MATERIAL TO PROCESS »
★ ★ ★ ★ ★

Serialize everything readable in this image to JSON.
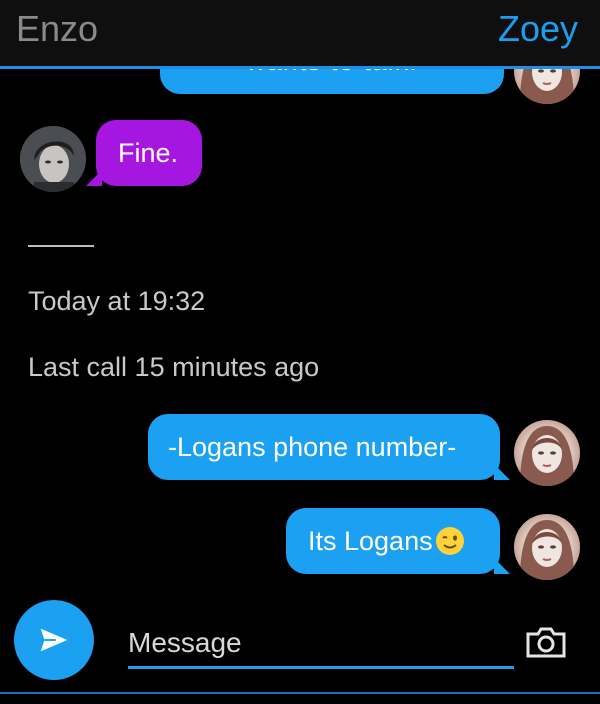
{
  "header": {
    "contact_left": "Enzo",
    "contact_right": "Zoey",
    "accent": "#1e9df0"
  },
  "messages": [
    {
      "sender": "Zoey",
      "text": "wants to talk.",
      "color": "#1ba0f2"
    },
    {
      "sender": "Enzo",
      "text": "Fine.",
      "color": "#a516e0"
    },
    {
      "sender": "Zoey",
      "text": "-Logans phone number-",
      "color": "#1ba0f2"
    },
    {
      "sender": "Zoey",
      "text": "Its Logans",
      "emoji": "winking-face-icon",
      "color": "#1ba0f2"
    }
  ],
  "info": {
    "date_text": "Today at 19:32",
    "last_call_text": "Last call 15 minutes ago"
  },
  "composer": {
    "placeholder": "Message",
    "send_icon": "send-icon",
    "camera_icon": "camera-icon"
  }
}
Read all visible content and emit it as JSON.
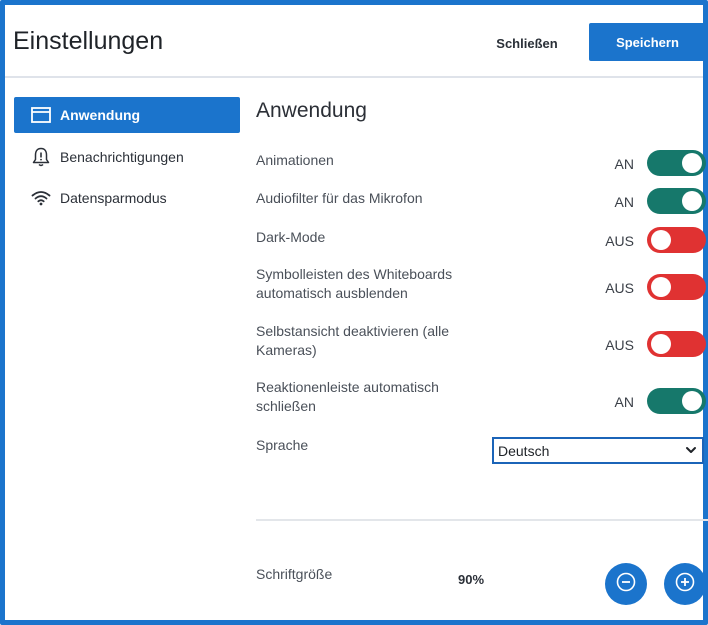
{
  "header": {
    "title": "Einstellungen",
    "close_label": "Schließen",
    "save_label": "Speichern"
  },
  "sidebar": {
    "items": [
      {
        "label": "Anwendung",
        "icon": "window-icon",
        "active": true
      },
      {
        "label": "Benachrichtigungen",
        "icon": "bell-alert-icon",
        "active": false
      },
      {
        "label": "Datensparmodus",
        "icon": "wifi-icon",
        "active": false
      }
    ]
  },
  "main": {
    "title": "Anwendung",
    "settings": [
      {
        "label": "Animationen",
        "state": "AN",
        "on": true
      },
      {
        "label": "Audiofilter für das Mikrofon",
        "state": "AN",
        "on": true
      },
      {
        "label": "Dark-Mode",
        "state": "AUS",
        "on": false
      },
      {
        "label": "Symbolleisten des Whiteboards automatisch ausblenden",
        "state": "AUS",
        "on": false
      },
      {
        "label": "Selbstansicht deaktivieren (alle Kameras)",
        "state": "AUS",
        "on": false
      },
      {
        "label": "Reaktionenleiste automatisch schließen",
        "state": "AN",
        "on": true
      }
    ],
    "language": {
      "label": "Sprache",
      "value": "Deutsch"
    },
    "font_size": {
      "label": "Schriftgröße",
      "value": "90%"
    }
  },
  "colors": {
    "accent": "#1b74cc",
    "toggle_on": "#16786b",
    "toggle_off": "#e03232"
  }
}
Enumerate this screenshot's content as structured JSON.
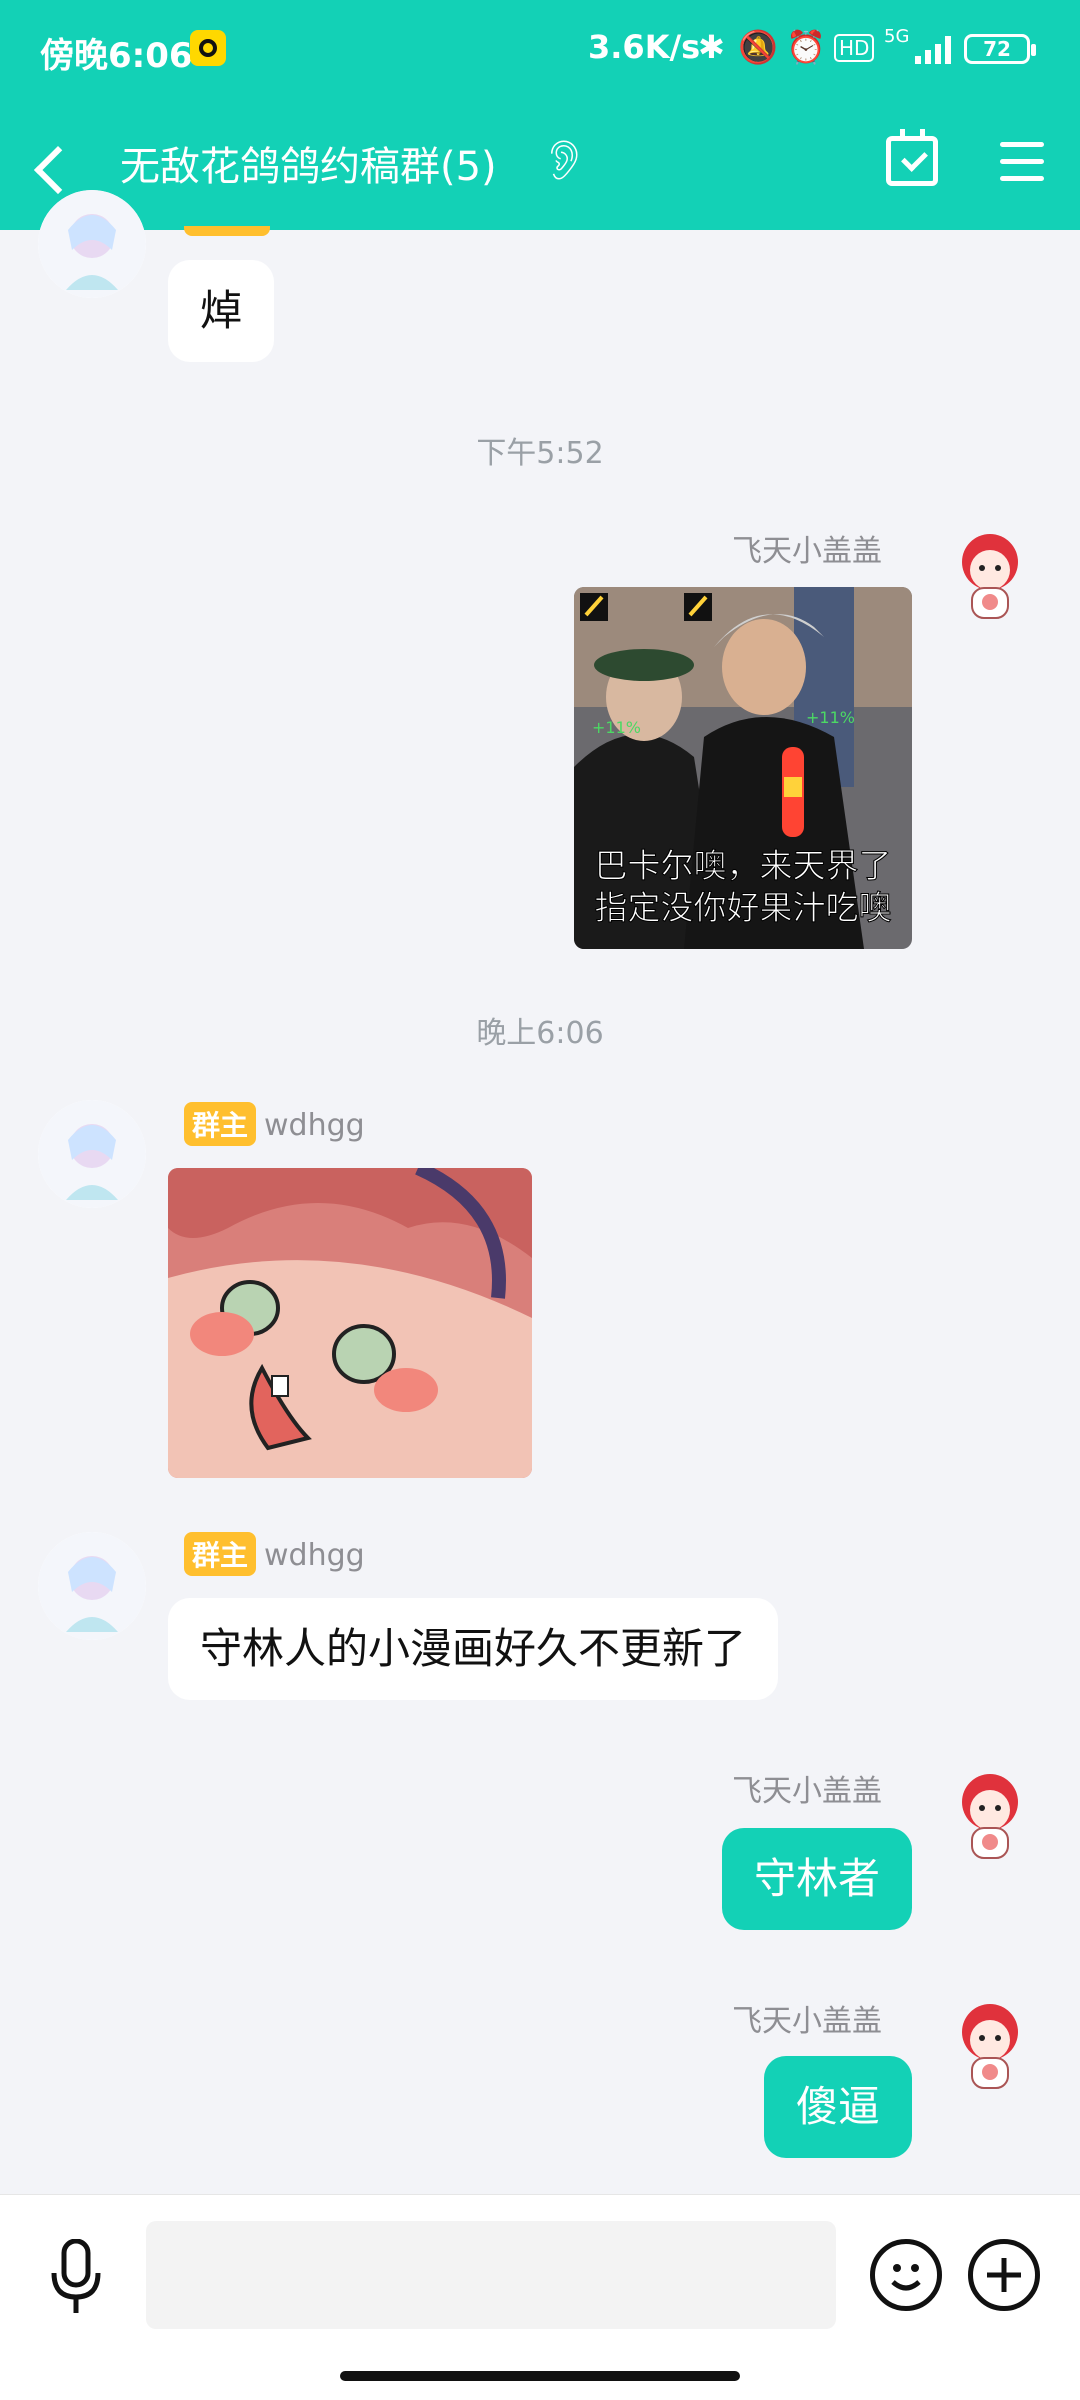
{
  "status": {
    "time": "傍晚6:06",
    "network_speed": "3.6K/s",
    "signal_type": "5G",
    "battery": "72"
  },
  "header": {
    "title": "无敌花鸽鸽约稿群(5)",
    "icons": [
      "back-icon",
      "ear-icon",
      "calendar-check-icon",
      "menu-icon"
    ]
  },
  "messages": [
    {
      "type": "text",
      "dir": "in",
      "text": "焯"
    },
    {
      "type": "time",
      "text": "下午5:52"
    },
    {
      "type": "image",
      "dir": "out",
      "sender": "飞天小盖盖",
      "caption_line1": "巴卡尔噢，来天界了",
      "caption_line2": "指定没你好果汁吃噢",
      "stat_left": "+11%",
      "stat_right": "+11%"
    },
    {
      "type": "time",
      "text": "晚上6:06"
    },
    {
      "type": "image",
      "dir": "in",
      "role": "群主",
      "sender": "wdhgg"
    },
    {
      "type": "text",
      "dir": "in",
      "role": "群主",
      "sender": "wdhgg",
      "text": "守林人的小漫画好久不更新了"
    },
    {
      "type": "text",
      "dir": "out",
      "sender": "飞天小盖盖",
      "text": "守林者"
    },
    {
      "type": "text",
      "dir": "out",
      "sender": "飞天小盖盖",
      "text": "傻逼"
    }
  ],
  "colors": {
    "accent": "#13d1b6",
    "badge": "#ffbf2e",
    "background": "#f3f4f8"
  }
}
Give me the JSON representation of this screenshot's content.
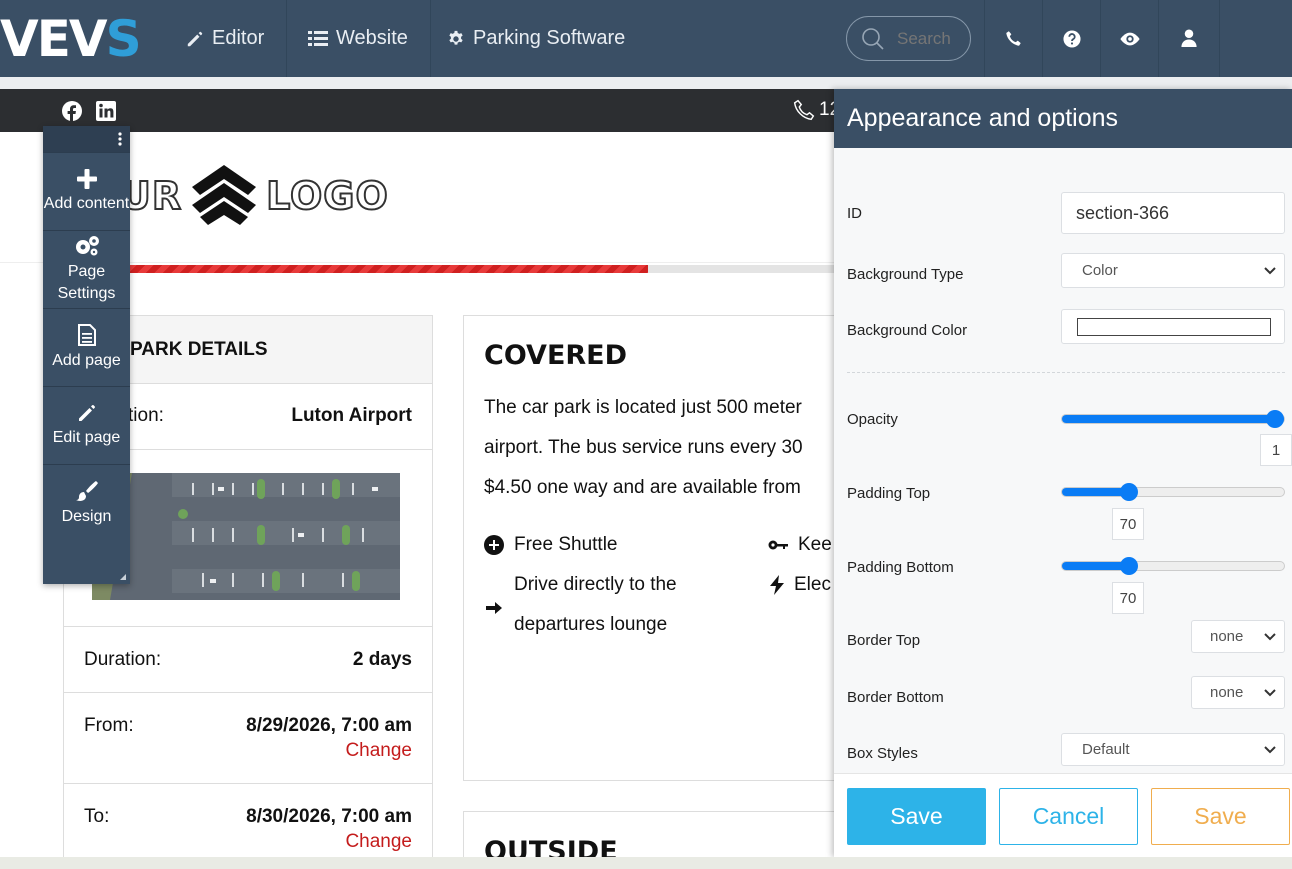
{
  "topbar": {
    "logo_main": "VEV",
    "logo_accent": "S",
    "nav": [
      {
        "label": "Editor",
        "icon": "pencil-icon"
      },
      {
        "label": "Website",
        "icon": "list-icon"
      },
      {
        "label": "Parking Software",
        "icon": "gear-icon"
      }
    ],
    "search_placeholder": "Search",
    "icons": [
      "phone-icon",
      "help-icon",
      "eye-icon",
      "user-icon"
    ],
    "bg_color": "#3a4f65"
  },
  "site": {
    "phone_partial": "12",
    "logo_left": "UR",
    "logo_right": "LOGO",
    "booking_progress_fraction": 0.74
  },
  "toolbox": {
    "items": [
      {
        "label": "Add content",
        "icon": "plus-icon"
      },
      {
        "label": "Page Settings",
        "icon": "cogs-icon"
      },
      {
        "label": "Add page",
        "icon": "document-icon"
      },
      {
        "label": "Edit page",
        "icon": "pencil-icon"
      },
      {
        "label": "Design",
        "icon": "brush-icon"
      }
    ]
  },
  "details": {
    "title": "PARK DETAILS",
    "location_label": "tion:",
    "location_value": "Luton Airport",
    "duration_label": "Duration:",
    "duration_value": "2 days",
    "from_label": "From:",
    "from_value": "8/29/2026, 7:00 am",
    "to_label": "To:",
    "to_value": "8/30/2026, 7:00 am",
    "change_label": "Change"
  },
  "covered": {
    "title": "COVERED",
    "lines": [
      "The car park is located just 500 meter",
      "airport. The bus service runs every 30",
      "$4.50 one way and are available from"
    ],
    "features": [
      {
        "text": "Free Shuttle",
        "icon": "plus-circle-icon"
      },
      {
        "text": "Kee",
        "icon": "key-icon"
      },
      {
        "text": "Drive directly to the",
        "icon": "arrow-right-icon"
      },
      {
        "text": "departures lounge",
        "icon": ""
      },
      {
        "text": "Elec",
        "icon": "bolt-icon"
      }
    ]
  },
  "outside": {
    "title": "OUTSIDE"
  },
  "panel": {
    "title": "Appearance and options",
    "id_label": "ID",
    "id_value": "section-366",
    "bg_type_label": "Background Type",
    "bg_type_value": "Color",
    "bg_color_label": "Background Color",
    "bg_color_value": "#ffffff",
    "opacity_label": "Opacity",
    "opacity_value": "1",
    "padding_top_label": "Padding Top",
    "padding_top_value": "70",
    "padding_bottom_label": "Padding Bottom",
    "padding_bottom_value": "70",
    "border_top_label": "Border Top",
    "border_top_value": "none",
    "border_bottom_label": "Border Bottom",
    "border_bottom_value": "none",
    "box_styles_label": "Box Styles",
    "box_styles_value": "Default",
    "save_label": "Save",
    "cancel_label": "Cancel",
    "save2_label": "Save",
    "accent": "#2db3e8",
    "warning": "#f0ad4e"
  }
}
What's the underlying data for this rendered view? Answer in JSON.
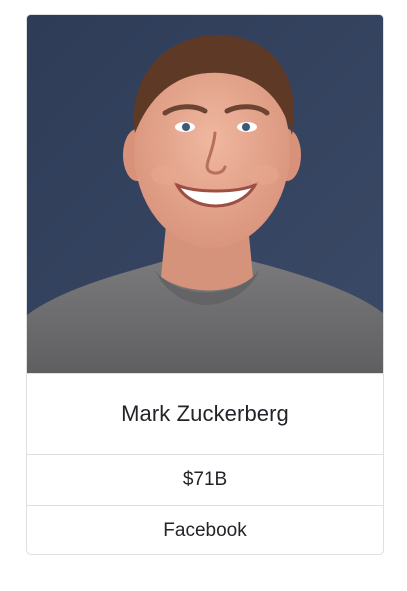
{
  "card": {
    "image_alt": "Mark Zuckerberg",
    "name": "Mark Zuckerberg",
    "net_worth": "$71B",
    "company": "Facebook"
  },
  "colors": {
    "photo_background": "#34435f",
    "shirt": "#6e6e70",
    "skin": "#e4a48b",
    "hair": "#5e3a26",
    "border": "rgba(0,0,0,0.125)",
    "text": "#212529"
  }
}
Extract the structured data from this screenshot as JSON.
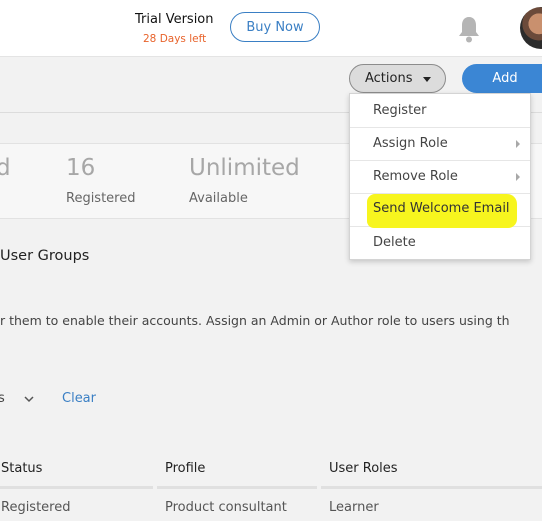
{
  "header": {
    "trial_title": "Trial Version",
    "trial_days": "28 Days left",
    "buy_label": "Buy Now"
  },
  "toolbar": {
    "actions_label": "Actions",
    "add_label": "Add"
  },
  "actions_menu": {
    "items": [
      {
        "label": "Register",
        "has_submenu": false
      },
      {
        "label": "Assign Role",
        "has_submenu": true
      },
      {
        "label": "Remove Role",
        "has_submenu": true
      },
      {
        "label": "Send Welcome Email",
        "has_submenu": false,
        "highlighted": true
      },
      {
        "label": "Delete",
        "has_submenu": false
      }
    ]
  },
  "stats": {
    "partial_value": "d",
    "registered_value": "16",
    "registered_label": "Registered",
    "available_value": "Unlimited",
    "available_label": "Available"
  },
  "section": {
    "title": "User Groups",
    "description": "r them to enable their accounts. Assign an Admin or Author role to users using th"
  },
  "filter": {
    "partial_text": "s",
    "clear_label": "Clear"
  },
  "table": {
    "headers": [
      "Status",
      "Profile",
      "User Roles"
    ],
    "rows": [
      [
        "Registered",
        "Product consultant",
        "Learner"
      ]
    ]
  },
  "colors": {
    "accent": "#3b86d4",
    "trial_orange": "#e8632b",
    "highlight": "#f7f51e"
  }
}
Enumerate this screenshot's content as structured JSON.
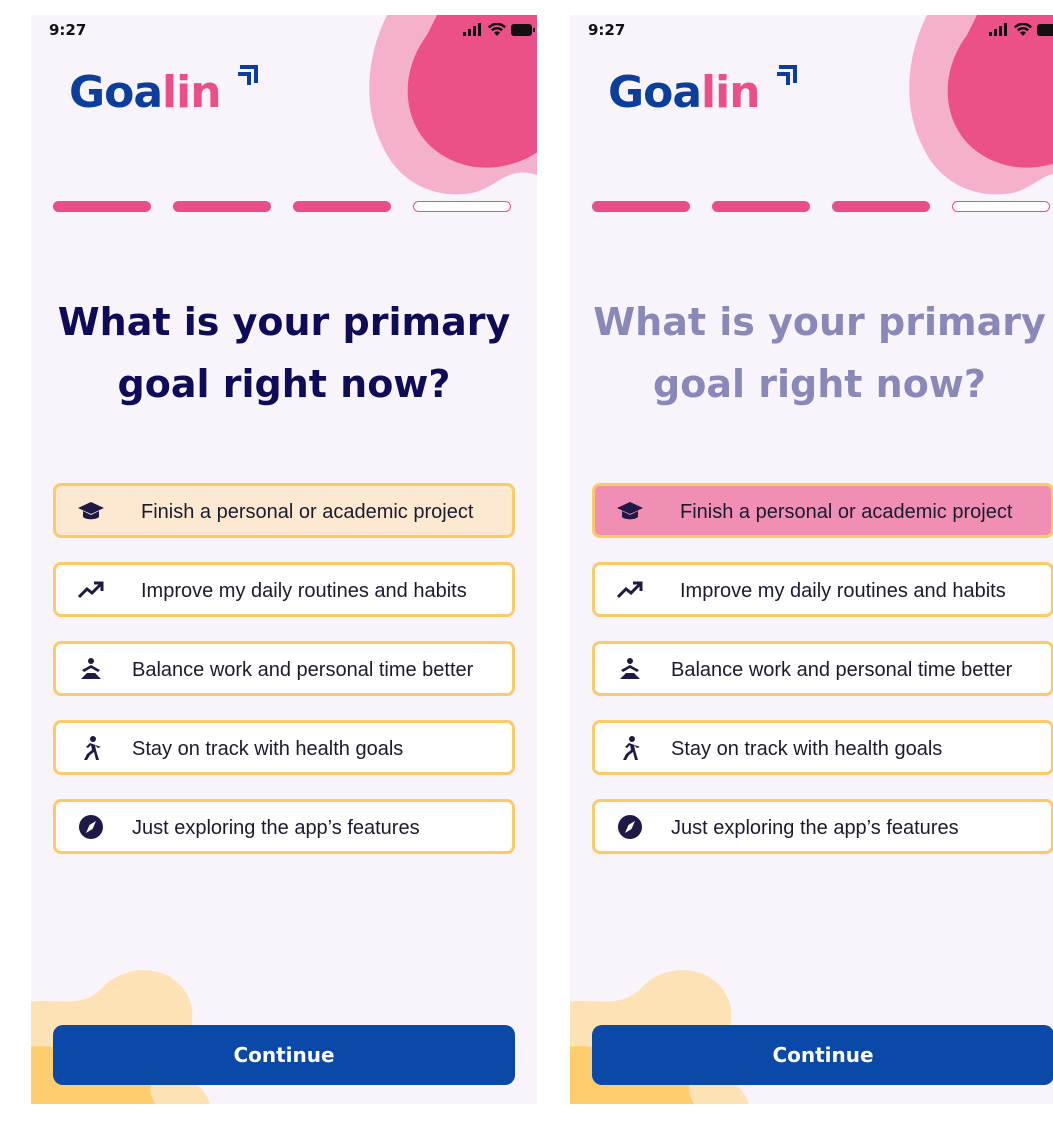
{
  "status_bar": {
    "time": "9:27"
  },
  "brand": {
    "part1": "Goa",
    "part2": "lin",
    "colors": {
      "blue": "#0c3f9b",
      "pink": "#ea4f8a"
    }
  },
  "progress": {
    "total_steps": 4,
    "completed_steps": 3
  },
  "question": {
    "line1": "What is your primary",
    "line2": "goal right now?"
  },
  "options": [
    {
      "label": "Finish a personal or academic project",
      "icon": "graduation-cap-icon"
    },
    {
      "label": "Improve my daily routines and habits",
      "icon": "trending-up-icon"
    },
    {
      "label": "Balance work and personal time better",
      "icon": "meditation-icon"
    },
    {
      "label": "Stay on track with health goals",
      "icon": "running-icon"
    },
    {
      "label": "Just exploring the app’s features",
      "icon": "compass-icon"
    }
  ],
  "screens": [
    {
      "state": "default",
      "question_color": "#0e0b57",
      "focused_option": 0,
      "selected_option": null
    },
    {
      "state": "selected",
      "question_color": "#8a88b8",
      "focused_option": null,
      "selected_option": 0
    }
  ],
  "continue_button": {
    "label": "Continue",
    "color": "#0a49a8"
  }
}
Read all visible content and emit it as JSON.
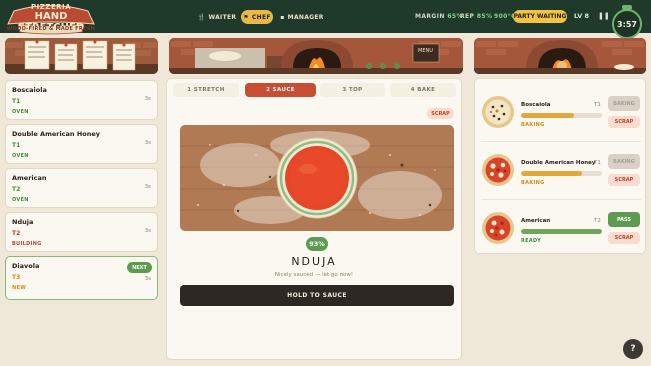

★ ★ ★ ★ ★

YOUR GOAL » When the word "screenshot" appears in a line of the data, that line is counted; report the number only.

WRITTEN RESPONSE » 4